YOUR GOAL
Copy every record exactly as it stands. Leave the pictures out.
─── SUPPLIED RECORDS ───
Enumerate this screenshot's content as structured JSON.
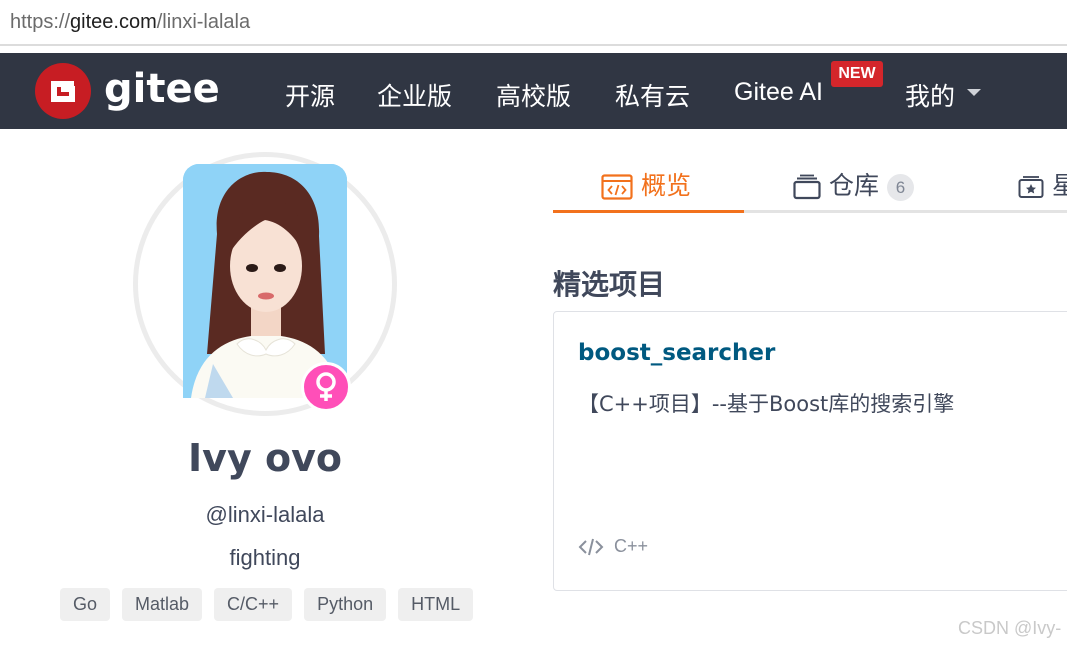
{
  "browser": {
    "url_scheme": "https://",
    "url_host": "gitee.com",
    "url_path": "/linxi-lalala"
  },
  "navbar": {
    "brand": "gitee",
    "items": [
      "开源",
      "企业版",
      "高校版",
      "私有云",
      "Gitee AI"
    ],
    "new_badge": "NEW",
    "mine": "我的",
    "background": "#303643",
    "brand_color": "#c71d23"
  },
  "profile": {
    "display_name": "Ivy ovo",
    "username": "@linxi-lalala",
    "bio": "fighting",
    "gender_icon": "female-icon",
    "tags": [
      "Go",
      "Matlab",
      "C/C++",
      "Python",
      "HTML"
    ]
  },
  "tabs": {
    "overview": "概览",
    "repos": "仓库",
    "repos_count": "6",
    "stars": "星",
    "accent": "#f2711c"
  },
  "featured": {
    "title": "精选项目",
    "project": {
      "name": "boost_searcher",
      "description": "【C++项目】--基于Boost库的搜索引擎",
      "language": "C++"
    }
  },
  "watermark": "CSDN @Ivy-"
}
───
EXPECTED ANSWER
Enumerate this screenshot's content as structured JSON.
{
  "browser": {
    "url_scheme": "https://",
    "url_host": "gitee.com",
    "url_path": "/linxi-lalala"
  },
  "navbar": {
    "brand": "gitee",
    "items": [
      "开源",
      "企业版",
      "高校版",
      "私有云",
      "Gitee AI"
    ],
    "new_badge": "NEW",
    "mine": "我的",
    "background": "#303643",
    "brand_color": "#c71d23"
  },
  "profile": {
    "display_name": "Ivy ovo",
    "username": "@linxi-lalala",
    "bio": "fighting",
    "gender_icon": "female-icon",
    "tags": [
      "Go",
      "Matlab",
      "C/C++",
      "Python",
      "HTML"
    ]
  },
  "tabs": {
    "overview": "概览",
    "repos": "仓库",
    "repos_count": "6",
    "stars": "星",
    "accent": "#f2711c"
  },
  "featured": {
    "title": "精选项目",
    "project": {
      "name": "boost_searcher",
      "description": "【C++项目】--基于Boost库的搜索引擎",
      "language": "C++"
    }
  },
  "watermark": "CSDN @Ivy-"
}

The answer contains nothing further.